He was also friends with Macaulay Culkin, whom you can see in the video for “Black or White”. It’s no surprise the two were friends, given they are both more than familiar with working in showbiz from a very early age.

Headlines and Heartaches: Major Events in Michael Jackson’s Life

Jackson’s life was controversial right up until the day he died in June 2009. He was just 50 years old when he passed away from an overdose of propofol. The doctor who was administering the cocktail of sedatives, it was revealed in court, was not licensed to perform much of what he was doing for/to Michael, who was using prescription drugs to help his insomnia. Consequently, Dr. Conrad Murray was sentenced to a maximum four years in jail for involuntary manslaughter.

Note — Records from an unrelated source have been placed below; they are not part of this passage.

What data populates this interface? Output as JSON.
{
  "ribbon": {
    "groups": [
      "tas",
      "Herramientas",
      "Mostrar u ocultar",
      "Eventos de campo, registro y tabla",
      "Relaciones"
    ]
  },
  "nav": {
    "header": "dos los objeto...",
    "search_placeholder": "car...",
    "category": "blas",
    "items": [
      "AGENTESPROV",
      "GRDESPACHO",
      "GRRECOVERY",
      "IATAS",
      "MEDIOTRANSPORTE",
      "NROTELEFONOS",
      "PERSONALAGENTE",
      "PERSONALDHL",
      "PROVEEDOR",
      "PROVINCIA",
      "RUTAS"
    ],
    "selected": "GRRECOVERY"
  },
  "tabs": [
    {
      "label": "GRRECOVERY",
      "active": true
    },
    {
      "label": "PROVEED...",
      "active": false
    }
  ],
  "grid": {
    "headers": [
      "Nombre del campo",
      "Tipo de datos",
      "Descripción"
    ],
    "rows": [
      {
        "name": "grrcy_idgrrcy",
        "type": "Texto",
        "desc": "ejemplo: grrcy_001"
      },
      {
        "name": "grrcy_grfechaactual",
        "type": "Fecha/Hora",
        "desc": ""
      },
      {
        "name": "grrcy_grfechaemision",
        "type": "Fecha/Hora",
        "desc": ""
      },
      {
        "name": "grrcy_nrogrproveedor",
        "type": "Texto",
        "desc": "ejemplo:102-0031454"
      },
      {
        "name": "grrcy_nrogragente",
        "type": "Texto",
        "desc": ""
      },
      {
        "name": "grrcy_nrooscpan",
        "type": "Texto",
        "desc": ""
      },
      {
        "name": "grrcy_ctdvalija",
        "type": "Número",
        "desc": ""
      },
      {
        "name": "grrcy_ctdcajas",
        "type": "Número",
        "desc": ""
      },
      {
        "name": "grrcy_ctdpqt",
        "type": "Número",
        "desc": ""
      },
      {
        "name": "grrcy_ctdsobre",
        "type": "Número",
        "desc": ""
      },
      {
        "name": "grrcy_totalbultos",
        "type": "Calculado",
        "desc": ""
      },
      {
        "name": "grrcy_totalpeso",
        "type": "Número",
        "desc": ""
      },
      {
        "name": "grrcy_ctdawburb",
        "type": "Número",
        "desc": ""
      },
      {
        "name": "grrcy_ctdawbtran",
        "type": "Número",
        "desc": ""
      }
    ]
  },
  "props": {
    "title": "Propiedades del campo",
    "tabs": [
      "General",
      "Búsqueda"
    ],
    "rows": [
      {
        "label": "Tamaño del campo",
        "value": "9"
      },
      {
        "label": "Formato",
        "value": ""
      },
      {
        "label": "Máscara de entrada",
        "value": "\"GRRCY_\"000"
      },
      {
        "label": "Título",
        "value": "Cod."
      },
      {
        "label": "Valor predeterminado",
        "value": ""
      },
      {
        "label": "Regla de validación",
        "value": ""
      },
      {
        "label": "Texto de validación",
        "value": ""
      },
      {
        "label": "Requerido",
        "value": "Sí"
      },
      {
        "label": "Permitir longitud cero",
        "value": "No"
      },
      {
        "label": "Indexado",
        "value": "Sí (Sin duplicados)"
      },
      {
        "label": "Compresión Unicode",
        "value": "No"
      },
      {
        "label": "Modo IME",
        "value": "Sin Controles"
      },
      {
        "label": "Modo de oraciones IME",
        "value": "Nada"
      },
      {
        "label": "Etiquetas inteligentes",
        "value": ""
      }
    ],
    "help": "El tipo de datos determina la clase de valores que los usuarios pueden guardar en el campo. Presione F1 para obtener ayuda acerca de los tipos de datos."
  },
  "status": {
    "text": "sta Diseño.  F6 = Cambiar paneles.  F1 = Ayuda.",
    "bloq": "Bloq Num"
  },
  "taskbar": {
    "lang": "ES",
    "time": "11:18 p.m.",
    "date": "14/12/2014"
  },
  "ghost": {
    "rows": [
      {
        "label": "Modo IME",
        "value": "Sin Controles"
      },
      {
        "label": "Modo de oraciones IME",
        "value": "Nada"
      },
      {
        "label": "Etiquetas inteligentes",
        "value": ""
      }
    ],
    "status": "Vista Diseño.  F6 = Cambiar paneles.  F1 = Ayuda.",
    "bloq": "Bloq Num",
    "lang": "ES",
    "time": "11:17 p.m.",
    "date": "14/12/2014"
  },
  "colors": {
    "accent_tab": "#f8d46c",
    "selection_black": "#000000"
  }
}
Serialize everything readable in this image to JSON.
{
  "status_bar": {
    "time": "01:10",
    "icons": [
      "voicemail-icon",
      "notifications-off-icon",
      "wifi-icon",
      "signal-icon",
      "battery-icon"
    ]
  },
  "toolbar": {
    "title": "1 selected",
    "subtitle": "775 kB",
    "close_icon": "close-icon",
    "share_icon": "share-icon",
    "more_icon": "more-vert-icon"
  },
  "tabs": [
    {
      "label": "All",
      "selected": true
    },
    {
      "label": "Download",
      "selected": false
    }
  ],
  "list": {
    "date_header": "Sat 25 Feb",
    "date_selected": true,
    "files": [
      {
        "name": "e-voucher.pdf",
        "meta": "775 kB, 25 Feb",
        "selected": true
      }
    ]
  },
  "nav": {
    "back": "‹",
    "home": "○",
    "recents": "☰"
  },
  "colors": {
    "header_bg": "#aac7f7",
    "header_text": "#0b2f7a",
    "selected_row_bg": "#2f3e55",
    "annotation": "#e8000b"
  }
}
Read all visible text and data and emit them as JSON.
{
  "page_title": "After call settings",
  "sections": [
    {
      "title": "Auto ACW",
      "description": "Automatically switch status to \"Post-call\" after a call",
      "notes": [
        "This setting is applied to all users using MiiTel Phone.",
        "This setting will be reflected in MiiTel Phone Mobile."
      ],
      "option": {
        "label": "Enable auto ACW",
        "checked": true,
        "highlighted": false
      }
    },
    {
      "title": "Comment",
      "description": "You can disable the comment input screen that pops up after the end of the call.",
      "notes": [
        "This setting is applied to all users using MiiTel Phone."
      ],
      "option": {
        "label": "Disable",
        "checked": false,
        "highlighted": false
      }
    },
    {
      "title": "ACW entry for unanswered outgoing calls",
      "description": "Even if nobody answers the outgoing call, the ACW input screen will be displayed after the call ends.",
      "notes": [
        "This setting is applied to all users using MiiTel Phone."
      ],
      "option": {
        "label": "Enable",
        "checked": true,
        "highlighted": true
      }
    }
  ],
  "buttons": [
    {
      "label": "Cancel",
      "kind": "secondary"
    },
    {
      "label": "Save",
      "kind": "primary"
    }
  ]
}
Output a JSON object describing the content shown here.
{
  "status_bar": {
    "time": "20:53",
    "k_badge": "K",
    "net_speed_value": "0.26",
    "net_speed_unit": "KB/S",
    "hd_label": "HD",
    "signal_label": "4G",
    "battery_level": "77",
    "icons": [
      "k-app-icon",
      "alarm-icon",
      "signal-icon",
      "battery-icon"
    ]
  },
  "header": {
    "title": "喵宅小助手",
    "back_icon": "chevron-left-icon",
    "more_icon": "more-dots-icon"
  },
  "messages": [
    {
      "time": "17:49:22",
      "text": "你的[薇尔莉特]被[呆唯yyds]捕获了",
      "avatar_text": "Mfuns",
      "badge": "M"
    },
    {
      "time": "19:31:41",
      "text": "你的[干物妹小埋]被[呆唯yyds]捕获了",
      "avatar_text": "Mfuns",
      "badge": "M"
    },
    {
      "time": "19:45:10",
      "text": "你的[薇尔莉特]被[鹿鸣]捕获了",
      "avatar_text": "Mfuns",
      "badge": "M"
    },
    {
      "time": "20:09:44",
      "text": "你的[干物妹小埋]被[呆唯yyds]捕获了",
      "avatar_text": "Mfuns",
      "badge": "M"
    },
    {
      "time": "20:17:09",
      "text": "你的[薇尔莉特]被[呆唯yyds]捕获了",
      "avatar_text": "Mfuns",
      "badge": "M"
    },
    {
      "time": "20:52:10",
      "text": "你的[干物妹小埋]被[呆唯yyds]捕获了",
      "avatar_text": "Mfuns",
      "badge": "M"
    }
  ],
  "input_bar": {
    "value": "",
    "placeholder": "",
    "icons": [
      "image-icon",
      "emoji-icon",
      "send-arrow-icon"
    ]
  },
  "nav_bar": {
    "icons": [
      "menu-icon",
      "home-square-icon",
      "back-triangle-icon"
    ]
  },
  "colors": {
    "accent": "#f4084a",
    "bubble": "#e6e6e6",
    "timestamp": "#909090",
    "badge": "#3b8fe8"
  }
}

Michael himself came under close scrutiny in ’93 when he was in the hot seat about a child molestation case involving 13-year-old James Safechuck. There was lots of investigating but no concrete proof was found at his Neverland ranch or his LA condo. Still, his reputation walked the high-wire for a while longer.

In 2003, MJ was back in the spotlight, but not for his music. He was accused of child molestation again, this time by a boy named Gavin Arvizo from a Martin Bashir documentary. The scandal resulted in a full-blown trial, but in 2005, MJ was cleared of all charges.

And then there was that jaw-dropper when MJ, despite living large (or rather, because of it), went bankrupt after trying to borrow $380 million from the Bank of America to keep up his high-rolling lifestyle. Whichever debts Michael still had following his death were settled when his estate sold off his shares of the ATV/Sony catalog.